            One admitted to helping more than ten trained ISIS rebels infiltrate Europe under the guise of asylum seekers.

            • Still more related news:

              Two federal agents operating under the umbrella of U.S. Customs and Border Protection (CBP) are claiming that eight Syrian illegal aliens attempted to enter Texas from Mexico in the Laredo Sector. The federal agents spoke with Breitbart Texas on the condition of anonymity, however, a local president of the National Border Patrol Council (NBPC) confirmed that Laredo Border Patrol agents have been officially contacting the organization with concerns over reports from other federal agents about Syrians illegally entering the country in the Laredo Sector. The reports have caused a stir among the sector’s Border Patrol agents.

              The sources claimed that eight Syrians were apprehended on Monday, November 16, 2015.

            • While I have no doubt that ISIS, Al Qaeda, et al will try to smuggle some people into European countries posing as refugees, that article is pretty terrible evidence for the proposition. In fact, it’s only a good example of “why you shouldn’t trust journalists.” The sensationalist sub-headline says that the arrests were “amid fears they are ISIS terrorists posing as refugees”, as does the picture caption. But the actual article says the eight arrested were posing as tourists: “Anadolu said the eight claimed to be tourists visiting Istanbul but a hotel refuted claims they had reservations there.” So it contradicts its own headline.
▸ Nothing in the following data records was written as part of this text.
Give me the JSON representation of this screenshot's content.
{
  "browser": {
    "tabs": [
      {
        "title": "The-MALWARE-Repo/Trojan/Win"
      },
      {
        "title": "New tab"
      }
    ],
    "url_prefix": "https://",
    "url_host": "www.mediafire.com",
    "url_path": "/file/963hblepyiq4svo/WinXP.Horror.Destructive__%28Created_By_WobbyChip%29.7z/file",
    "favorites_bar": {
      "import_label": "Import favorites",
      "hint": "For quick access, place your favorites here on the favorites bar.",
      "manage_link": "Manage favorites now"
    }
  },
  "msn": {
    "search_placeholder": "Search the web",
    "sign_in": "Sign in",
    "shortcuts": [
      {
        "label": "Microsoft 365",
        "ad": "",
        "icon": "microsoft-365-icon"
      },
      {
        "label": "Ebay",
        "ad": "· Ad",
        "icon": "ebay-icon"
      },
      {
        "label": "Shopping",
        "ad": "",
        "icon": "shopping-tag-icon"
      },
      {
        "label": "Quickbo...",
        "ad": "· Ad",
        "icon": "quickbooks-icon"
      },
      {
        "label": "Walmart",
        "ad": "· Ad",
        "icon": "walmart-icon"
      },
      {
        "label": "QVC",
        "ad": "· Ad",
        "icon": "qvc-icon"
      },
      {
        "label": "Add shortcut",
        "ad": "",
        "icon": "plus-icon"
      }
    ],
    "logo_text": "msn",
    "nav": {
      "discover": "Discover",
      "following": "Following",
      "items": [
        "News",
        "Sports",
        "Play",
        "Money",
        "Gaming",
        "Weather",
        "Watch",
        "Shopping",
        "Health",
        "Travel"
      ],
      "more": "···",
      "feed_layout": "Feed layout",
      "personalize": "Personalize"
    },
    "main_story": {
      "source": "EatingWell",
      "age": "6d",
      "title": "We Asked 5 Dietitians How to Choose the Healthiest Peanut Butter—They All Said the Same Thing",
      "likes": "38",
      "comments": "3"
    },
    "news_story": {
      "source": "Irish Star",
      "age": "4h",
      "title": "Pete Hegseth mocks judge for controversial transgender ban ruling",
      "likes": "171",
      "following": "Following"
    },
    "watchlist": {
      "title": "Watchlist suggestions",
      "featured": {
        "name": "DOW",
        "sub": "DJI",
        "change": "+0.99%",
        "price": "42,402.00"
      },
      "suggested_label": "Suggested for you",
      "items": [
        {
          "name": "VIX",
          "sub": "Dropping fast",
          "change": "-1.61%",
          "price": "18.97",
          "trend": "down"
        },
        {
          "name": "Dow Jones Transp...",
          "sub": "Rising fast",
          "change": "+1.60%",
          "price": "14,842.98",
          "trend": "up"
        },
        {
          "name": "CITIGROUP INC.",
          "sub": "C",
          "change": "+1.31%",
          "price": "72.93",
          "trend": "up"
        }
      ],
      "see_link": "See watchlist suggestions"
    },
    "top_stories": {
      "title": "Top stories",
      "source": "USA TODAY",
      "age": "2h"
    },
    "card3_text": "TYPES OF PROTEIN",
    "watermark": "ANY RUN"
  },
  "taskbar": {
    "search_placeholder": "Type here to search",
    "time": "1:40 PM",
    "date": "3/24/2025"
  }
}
              Also interesting to note was the hand-drawn map they showed, which alternates Arabic with French in the directions: “petit taxi”, “La Grèce”, “Allemagne”… My best guess would be that there’s a connection to a former French colony, like Algeria, where both Arabic and French are commonly spoken.

  39. Andrew McDowell

    Since you mentioned Northern Ireland, here are some comments from somebody who grew up there during the troubles:

    1) My state grammar school somehow created an atmosphere that equated extremism with stupidity. Proclaiming that _intelligent_ and devout Muslims know better than to support violence in the name of their faith might be helpful.

    2) Attitudes do change – sometimes suddenly. 911 was appalling, but it may have been the single most important factor in the N. Ireland peace process: after 911 romantic but ignorant Americans didn’t think it was a good idea to give money to terrorists.

    3) I’ve also been in Sheffield city centre after dark (town in Northern England with some Muslim citizens). I was insulted by drunk white females passing by – as far as I can determine just for looking like a (white) sober, nerd. I don’t quarrel with Muslims for finding the culture of some of the locals deeply unappealing. It would be nice if they had an example of mainstream English life nearby that they could respect.

  40. Nailed it. Again. I swear even if you never write another novel that I enjoy I will throw money at you in order to guarantee that I get the awesome non-fiction.